• _TASK DETAILS_:
How many lines in the records below contain the word "name"? Answer with the number only.

• _GIVEN ENTRIES_:
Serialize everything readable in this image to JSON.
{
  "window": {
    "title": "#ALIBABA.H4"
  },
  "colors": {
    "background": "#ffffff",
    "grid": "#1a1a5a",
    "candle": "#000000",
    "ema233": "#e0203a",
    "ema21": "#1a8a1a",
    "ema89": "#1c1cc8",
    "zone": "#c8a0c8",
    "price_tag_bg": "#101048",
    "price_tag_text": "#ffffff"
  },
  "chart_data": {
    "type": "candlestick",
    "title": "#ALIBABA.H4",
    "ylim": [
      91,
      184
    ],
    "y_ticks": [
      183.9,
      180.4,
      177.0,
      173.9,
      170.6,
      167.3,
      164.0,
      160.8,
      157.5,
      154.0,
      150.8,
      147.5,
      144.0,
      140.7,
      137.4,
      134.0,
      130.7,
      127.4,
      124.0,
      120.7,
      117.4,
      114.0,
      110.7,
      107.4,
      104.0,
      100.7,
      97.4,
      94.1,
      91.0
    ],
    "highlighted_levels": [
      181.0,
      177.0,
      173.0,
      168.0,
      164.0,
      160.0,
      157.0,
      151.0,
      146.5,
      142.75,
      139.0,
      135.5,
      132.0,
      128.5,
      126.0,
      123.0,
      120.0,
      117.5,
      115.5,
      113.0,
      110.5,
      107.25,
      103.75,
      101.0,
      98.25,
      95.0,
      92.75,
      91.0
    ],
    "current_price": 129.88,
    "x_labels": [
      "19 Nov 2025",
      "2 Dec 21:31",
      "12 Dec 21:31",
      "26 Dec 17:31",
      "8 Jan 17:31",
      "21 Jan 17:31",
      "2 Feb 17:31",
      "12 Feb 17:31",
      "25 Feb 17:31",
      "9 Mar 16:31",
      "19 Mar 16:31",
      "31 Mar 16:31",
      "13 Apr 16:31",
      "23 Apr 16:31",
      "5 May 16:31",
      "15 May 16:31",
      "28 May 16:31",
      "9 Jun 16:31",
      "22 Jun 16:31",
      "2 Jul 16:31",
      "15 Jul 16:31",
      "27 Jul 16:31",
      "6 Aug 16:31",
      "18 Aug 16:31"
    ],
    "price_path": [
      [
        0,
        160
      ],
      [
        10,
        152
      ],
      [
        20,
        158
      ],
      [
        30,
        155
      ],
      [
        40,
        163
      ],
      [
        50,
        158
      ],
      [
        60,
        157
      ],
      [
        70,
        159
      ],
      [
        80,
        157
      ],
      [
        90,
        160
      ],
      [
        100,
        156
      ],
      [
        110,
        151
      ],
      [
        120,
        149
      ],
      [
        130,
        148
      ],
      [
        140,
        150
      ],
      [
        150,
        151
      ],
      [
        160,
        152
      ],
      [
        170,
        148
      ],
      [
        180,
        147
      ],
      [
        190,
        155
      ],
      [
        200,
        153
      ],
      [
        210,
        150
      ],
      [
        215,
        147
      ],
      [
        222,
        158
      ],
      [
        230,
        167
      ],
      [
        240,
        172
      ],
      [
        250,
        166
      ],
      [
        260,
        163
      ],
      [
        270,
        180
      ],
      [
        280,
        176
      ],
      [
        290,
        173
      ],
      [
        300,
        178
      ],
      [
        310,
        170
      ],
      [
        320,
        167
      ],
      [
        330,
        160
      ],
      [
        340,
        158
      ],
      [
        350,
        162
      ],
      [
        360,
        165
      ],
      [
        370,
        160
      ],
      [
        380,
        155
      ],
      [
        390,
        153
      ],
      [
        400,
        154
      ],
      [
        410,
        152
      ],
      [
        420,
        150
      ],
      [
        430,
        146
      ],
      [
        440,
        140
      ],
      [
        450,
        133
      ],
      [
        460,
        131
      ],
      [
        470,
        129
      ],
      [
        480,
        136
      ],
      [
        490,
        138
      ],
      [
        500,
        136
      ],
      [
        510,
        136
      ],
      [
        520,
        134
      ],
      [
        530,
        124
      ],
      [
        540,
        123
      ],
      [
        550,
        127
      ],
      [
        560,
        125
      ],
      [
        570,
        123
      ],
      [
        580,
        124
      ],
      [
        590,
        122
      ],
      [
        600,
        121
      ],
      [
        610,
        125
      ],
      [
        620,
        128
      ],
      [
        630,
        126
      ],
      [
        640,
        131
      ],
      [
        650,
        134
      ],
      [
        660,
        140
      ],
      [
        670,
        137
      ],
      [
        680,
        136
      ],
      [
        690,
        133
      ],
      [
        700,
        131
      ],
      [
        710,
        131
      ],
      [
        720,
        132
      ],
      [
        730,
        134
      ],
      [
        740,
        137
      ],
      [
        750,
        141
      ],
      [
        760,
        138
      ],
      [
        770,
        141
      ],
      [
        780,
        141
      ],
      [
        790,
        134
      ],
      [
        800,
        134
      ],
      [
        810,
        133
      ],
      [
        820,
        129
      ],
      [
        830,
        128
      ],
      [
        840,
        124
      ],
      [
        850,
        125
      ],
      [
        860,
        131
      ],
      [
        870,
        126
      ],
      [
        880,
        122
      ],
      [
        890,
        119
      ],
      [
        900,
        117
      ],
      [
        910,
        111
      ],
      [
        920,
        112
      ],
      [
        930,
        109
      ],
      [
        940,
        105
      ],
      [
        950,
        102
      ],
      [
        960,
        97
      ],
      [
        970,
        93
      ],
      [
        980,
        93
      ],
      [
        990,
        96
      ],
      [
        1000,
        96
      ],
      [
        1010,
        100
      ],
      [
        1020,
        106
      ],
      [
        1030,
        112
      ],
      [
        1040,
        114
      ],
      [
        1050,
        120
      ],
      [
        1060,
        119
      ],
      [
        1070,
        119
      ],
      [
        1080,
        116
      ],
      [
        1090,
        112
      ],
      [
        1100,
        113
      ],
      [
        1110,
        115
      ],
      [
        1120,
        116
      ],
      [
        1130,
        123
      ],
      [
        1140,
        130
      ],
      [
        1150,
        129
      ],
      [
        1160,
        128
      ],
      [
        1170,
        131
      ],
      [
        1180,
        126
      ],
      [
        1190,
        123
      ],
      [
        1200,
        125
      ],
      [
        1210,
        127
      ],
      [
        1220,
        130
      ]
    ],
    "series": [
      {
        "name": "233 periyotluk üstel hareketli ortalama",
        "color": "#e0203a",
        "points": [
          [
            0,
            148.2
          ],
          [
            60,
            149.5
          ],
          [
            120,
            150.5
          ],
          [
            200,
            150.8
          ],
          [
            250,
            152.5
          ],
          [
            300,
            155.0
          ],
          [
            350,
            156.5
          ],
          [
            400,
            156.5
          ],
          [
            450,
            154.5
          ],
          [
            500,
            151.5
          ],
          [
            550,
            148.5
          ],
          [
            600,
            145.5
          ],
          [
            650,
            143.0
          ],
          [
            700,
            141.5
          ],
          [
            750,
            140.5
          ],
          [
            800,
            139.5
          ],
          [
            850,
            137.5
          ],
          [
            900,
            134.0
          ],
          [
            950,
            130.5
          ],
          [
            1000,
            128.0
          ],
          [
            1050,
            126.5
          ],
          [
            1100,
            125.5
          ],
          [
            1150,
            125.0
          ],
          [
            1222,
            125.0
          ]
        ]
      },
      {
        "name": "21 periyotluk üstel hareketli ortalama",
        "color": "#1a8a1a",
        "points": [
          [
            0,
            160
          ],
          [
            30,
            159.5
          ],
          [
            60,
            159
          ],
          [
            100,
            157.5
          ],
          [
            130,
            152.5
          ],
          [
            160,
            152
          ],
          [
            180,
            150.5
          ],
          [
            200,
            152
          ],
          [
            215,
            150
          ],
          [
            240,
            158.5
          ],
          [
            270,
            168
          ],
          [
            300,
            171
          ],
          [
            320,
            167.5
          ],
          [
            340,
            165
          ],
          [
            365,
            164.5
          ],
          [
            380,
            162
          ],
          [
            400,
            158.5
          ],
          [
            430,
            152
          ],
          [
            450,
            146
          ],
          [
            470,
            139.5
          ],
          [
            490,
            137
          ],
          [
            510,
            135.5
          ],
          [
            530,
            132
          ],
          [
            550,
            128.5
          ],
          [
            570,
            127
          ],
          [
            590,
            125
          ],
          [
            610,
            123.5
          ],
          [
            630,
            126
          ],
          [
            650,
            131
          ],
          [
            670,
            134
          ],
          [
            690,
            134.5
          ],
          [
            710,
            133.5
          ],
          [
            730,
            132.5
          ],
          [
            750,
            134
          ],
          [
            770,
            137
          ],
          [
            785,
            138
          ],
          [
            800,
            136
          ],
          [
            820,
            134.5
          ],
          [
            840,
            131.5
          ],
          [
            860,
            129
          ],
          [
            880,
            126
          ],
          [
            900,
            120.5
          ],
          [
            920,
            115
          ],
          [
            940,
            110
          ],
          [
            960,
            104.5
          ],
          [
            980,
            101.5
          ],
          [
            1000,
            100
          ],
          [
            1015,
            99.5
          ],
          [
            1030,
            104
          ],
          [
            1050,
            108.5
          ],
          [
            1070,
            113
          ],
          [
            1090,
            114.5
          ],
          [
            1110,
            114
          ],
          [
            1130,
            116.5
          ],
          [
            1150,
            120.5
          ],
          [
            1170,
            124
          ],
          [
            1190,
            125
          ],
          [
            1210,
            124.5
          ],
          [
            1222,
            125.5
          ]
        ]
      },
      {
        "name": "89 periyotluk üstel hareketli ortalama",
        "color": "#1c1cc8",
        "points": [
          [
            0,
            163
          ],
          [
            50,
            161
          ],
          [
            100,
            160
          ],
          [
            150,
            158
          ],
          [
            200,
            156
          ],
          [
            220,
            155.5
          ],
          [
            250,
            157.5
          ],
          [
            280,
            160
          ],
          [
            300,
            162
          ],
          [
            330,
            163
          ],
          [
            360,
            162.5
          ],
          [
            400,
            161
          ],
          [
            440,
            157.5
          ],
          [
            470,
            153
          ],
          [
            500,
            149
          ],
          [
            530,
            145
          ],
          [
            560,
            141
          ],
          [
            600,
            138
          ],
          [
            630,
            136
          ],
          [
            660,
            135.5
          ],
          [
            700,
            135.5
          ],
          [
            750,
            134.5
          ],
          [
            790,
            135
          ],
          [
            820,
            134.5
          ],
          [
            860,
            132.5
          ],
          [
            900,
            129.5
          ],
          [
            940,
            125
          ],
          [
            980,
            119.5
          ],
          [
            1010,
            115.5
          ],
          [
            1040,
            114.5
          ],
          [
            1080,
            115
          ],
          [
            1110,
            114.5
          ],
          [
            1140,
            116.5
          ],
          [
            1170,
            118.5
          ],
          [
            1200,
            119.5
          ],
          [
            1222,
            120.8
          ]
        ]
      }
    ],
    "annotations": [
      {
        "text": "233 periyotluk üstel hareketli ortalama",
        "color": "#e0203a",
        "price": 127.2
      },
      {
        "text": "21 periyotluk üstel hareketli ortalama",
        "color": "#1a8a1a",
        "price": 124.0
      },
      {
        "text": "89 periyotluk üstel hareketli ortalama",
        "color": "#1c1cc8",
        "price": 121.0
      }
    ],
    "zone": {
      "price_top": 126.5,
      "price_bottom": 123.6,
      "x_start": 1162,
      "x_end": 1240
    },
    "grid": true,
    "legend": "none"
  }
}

• _RESULT OF THE EXERCISE_:
3